An iconic rock in Llandrindod Wells is seeing the light of day once more, after volunteers removed a covering of ivy and brambles that had made it invisible.

Many local residents remember it from childhood days on Temple Street, but it has since been largely forgotten, and entirely grown over.

Temple Street boulder
Geopark volunteers (from left) Vikki Douel, Ben Douel, and Joe Botting with the rock prior to clearing (Image supplied)

The importance of the boulder was explained by Dr Joe Botting, a local palaeontologist: “This wonderful lump of rock is an erratic: a rock transported by glaciers from the Elan Valley, and dropped when the ice melted, somewhere around 15,000 years ago.

“The rock is a conglomerate, and the same as that exposed around Caban Coch in the Elan Valley: a thick deposit of sand and pebbles that was laid down around 440 million years ago, during a different ice age at the end of the Ordovician Period.

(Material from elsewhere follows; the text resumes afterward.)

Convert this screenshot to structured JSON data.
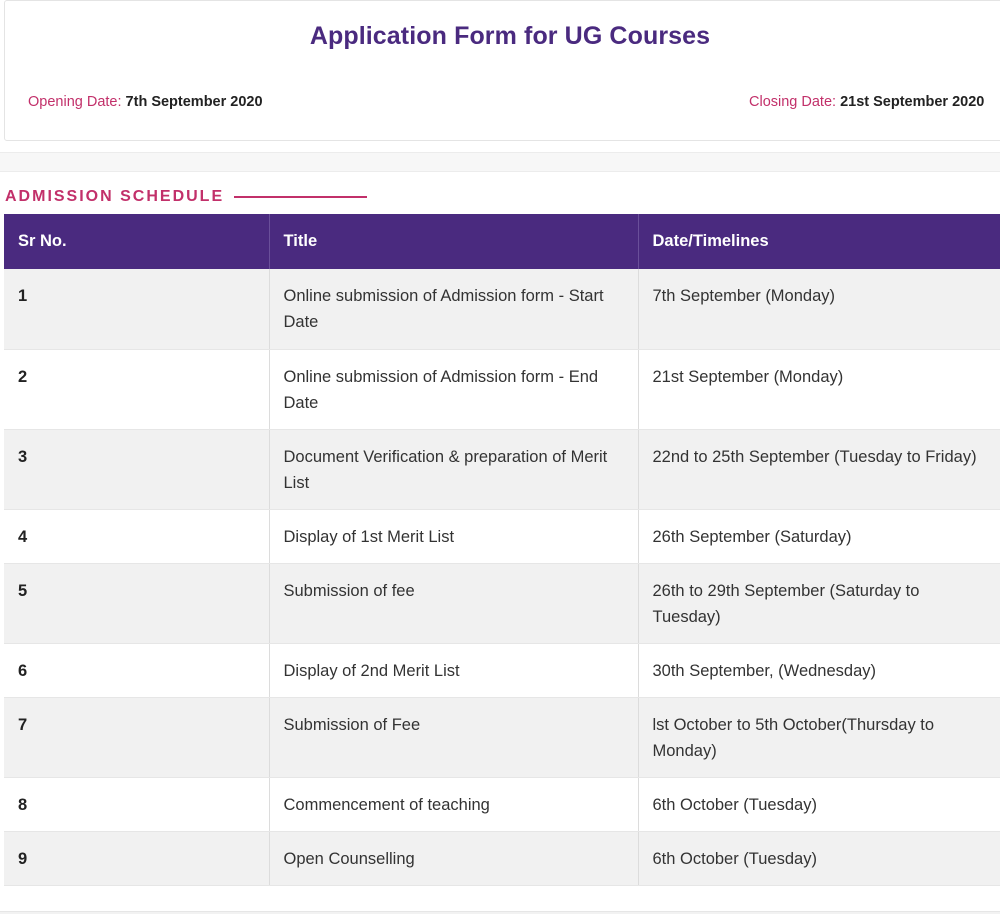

So, this rock is a relic of two ice ages!

“Over the past few years the erratic has become completely covered by greenery and a thriving community of invertebrates... so our little band of volunteers on the day carefully removed the dense mat of ivy, brambles, moss and compost, to let the creatures within it live out their lives nearby.”

The work was done by volunteers for the soon-to-be-announced Geoparc Calon Cymru – Heart of Wales Geopark. The geopark will aim to celebrate and explain the incredible geological heritage of the local area, together with the biodiversity, history and culture of this remarkable area of Mid Wales.

The formal launch of the geopark is being planned for this summer.

Look out for guided walks, talks, fossil identification sessions, and other events in and around Llandrindod.